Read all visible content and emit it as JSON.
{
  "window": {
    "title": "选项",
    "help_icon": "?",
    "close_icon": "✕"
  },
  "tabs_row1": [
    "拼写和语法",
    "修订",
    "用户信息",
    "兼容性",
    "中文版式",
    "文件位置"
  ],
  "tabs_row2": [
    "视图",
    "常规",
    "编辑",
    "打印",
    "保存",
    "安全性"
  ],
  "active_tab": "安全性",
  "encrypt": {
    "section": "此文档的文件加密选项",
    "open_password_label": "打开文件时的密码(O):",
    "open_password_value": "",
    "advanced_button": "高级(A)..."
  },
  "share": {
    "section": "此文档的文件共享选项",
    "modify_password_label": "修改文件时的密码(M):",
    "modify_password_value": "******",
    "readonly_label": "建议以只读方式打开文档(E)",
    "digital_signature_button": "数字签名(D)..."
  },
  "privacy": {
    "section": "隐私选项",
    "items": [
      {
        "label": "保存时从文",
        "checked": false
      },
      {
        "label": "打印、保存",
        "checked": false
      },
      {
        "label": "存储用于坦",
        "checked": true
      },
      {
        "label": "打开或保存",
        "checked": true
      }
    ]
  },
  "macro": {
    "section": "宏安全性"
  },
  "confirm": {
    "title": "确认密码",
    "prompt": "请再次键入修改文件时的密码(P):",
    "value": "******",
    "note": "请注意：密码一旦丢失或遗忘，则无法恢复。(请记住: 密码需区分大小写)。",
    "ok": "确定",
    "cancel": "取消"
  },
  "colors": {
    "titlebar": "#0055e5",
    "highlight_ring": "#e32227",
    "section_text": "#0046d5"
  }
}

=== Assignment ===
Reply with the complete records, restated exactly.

=== The completed task ===
Read all visible content and emit it as JSON.
{
  "window": {
    "title": "选项",
    "help_icon": "?",
    "close_icon": "✕"
  },
  "tabs_row1": [
    "拼写和语法",
    "修订",
    "用户信息",
    "兼容性",
    "中文版式",
    "文件位置"
  ],
  "tabs_row2": [
    "视图",
    "常规",
    "编辑",
    "打印",
    "保存",
    "安全性"
  ],
  "active_tab": "安全性",
  "encrypt": {
    "section": "此文档的文件加密选项",
    "open_password_label": "打开文件时的密码(O):",
    "open_password_value": "",
    "advanced_button": "高级(A)..."
  },
  "share": {
    "section": "此文档的文件共享选项",
    "modify_password_label": "修改文件时的密码(M):",
    "modify_password_value": "******",
    "readonly_label": "建议以只读方式打开文档(E)",
    "digital_signature_button": "数字签名(D)..."
  },
  "privacy": {
    "section": "隐私选项",
    "items": [
      {
        "label": "保存时从文",
        "checked": false
      },
      {
        "label": "打印、保存",
        "checked": false
      },
      {
        "label": "存储用于坦",
        "checked": true
      },
      {
        "label": "打开或保存",
        "checked": true
      }
    ]
  },
  "macro": {
    "section": "宏安全性"
  },
  "confirm": {
    "title": "确认密码",
    "prompt": "请再次键入修改文件时的密码(P):",
    "value": "******",
    "note": "请注意：密码一旦丢失或遗忘，则无法恢复。(请记住: 密码需区分大小写)。",
    "ok": "确定",
    "cancel": "取消"
  },
  "colors": {
    "titlebar": "#0055e5",
    "highlight_ring": "#e32227",
    "section_text": "#0046d5"
  }
}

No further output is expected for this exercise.